Start of Data supplied
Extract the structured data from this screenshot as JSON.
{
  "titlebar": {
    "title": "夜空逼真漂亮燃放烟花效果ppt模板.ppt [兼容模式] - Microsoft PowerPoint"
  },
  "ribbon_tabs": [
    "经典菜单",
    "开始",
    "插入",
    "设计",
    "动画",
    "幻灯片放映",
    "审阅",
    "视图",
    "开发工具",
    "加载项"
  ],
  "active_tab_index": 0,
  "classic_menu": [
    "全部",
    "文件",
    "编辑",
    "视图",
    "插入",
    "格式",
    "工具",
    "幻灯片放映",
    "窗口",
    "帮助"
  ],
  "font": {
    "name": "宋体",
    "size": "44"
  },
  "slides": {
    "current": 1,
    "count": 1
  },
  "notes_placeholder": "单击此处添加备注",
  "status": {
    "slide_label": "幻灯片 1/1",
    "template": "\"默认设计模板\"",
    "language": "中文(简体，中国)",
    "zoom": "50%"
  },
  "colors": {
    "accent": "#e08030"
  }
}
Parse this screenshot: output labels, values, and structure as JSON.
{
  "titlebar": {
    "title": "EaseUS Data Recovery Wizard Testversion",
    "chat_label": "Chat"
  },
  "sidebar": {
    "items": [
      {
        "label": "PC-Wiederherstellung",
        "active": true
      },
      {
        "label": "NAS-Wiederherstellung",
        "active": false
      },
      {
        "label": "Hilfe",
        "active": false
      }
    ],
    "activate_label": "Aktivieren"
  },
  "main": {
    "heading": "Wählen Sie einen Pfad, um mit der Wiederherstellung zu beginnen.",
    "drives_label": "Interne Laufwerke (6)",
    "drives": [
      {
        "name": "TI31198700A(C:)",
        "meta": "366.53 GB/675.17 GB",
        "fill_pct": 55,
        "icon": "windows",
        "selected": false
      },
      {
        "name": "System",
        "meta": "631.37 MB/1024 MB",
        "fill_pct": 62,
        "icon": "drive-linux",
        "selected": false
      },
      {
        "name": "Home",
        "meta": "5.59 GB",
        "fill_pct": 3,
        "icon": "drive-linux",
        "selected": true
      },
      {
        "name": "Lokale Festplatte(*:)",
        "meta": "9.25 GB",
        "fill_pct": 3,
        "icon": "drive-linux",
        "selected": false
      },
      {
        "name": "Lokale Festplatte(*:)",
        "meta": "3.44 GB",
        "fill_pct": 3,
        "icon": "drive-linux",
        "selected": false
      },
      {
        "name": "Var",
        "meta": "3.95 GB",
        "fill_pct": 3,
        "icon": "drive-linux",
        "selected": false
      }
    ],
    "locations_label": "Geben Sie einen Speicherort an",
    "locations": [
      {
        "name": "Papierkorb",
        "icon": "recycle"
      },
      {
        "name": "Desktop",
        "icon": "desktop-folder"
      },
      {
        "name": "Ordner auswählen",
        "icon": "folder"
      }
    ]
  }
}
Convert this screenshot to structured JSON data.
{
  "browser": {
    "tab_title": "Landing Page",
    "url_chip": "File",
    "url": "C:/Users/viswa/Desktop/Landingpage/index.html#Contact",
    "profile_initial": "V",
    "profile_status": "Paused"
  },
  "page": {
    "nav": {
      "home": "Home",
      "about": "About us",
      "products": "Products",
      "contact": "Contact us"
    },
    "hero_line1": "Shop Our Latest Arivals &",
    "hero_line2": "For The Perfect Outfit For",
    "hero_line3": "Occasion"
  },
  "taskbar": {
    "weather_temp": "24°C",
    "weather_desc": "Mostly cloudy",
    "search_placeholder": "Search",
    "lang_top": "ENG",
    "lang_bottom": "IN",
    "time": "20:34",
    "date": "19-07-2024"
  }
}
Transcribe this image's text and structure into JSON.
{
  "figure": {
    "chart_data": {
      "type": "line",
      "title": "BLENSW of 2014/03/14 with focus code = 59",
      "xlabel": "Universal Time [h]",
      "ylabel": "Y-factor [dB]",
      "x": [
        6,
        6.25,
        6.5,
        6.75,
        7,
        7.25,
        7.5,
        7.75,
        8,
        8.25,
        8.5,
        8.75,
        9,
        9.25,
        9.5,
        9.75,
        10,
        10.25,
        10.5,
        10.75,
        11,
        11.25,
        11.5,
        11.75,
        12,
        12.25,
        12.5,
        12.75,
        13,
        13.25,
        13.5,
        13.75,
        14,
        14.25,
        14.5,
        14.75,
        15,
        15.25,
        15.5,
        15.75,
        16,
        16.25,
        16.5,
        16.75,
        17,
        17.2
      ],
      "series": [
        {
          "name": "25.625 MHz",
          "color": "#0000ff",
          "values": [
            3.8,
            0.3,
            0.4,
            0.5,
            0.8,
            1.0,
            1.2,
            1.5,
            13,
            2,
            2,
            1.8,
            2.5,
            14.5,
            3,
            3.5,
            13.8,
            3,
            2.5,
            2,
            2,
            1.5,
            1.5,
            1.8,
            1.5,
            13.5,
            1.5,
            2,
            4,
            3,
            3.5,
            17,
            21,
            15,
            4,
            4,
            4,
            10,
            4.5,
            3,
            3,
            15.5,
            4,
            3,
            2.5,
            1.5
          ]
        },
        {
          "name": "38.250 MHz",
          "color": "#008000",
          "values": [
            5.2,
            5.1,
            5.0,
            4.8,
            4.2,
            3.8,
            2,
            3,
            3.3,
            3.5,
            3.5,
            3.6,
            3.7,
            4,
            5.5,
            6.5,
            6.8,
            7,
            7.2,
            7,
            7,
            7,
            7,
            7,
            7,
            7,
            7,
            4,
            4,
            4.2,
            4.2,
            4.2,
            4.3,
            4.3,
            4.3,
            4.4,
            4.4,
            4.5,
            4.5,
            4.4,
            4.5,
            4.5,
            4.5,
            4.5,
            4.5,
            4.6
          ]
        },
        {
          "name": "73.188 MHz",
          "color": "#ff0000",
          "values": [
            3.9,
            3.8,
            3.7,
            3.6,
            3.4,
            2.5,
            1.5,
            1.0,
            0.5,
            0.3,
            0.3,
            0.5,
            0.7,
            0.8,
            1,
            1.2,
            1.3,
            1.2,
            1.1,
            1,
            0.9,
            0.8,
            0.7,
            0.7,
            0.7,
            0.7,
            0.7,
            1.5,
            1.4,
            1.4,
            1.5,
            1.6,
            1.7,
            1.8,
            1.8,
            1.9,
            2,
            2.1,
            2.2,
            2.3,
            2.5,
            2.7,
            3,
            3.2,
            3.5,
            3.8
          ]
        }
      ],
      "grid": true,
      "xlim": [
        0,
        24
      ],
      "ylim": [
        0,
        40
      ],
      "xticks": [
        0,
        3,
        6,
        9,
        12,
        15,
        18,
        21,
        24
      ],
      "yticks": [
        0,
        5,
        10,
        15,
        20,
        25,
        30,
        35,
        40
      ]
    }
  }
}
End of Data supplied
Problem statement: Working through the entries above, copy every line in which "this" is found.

Task output:
Extract the structured data from this screenshot as JSON.
Parse this screenshot: output labels, values, and structure as JSON.
Convert this screenshot to structured JSON data.
Transcribe this image's text and structure into JSON.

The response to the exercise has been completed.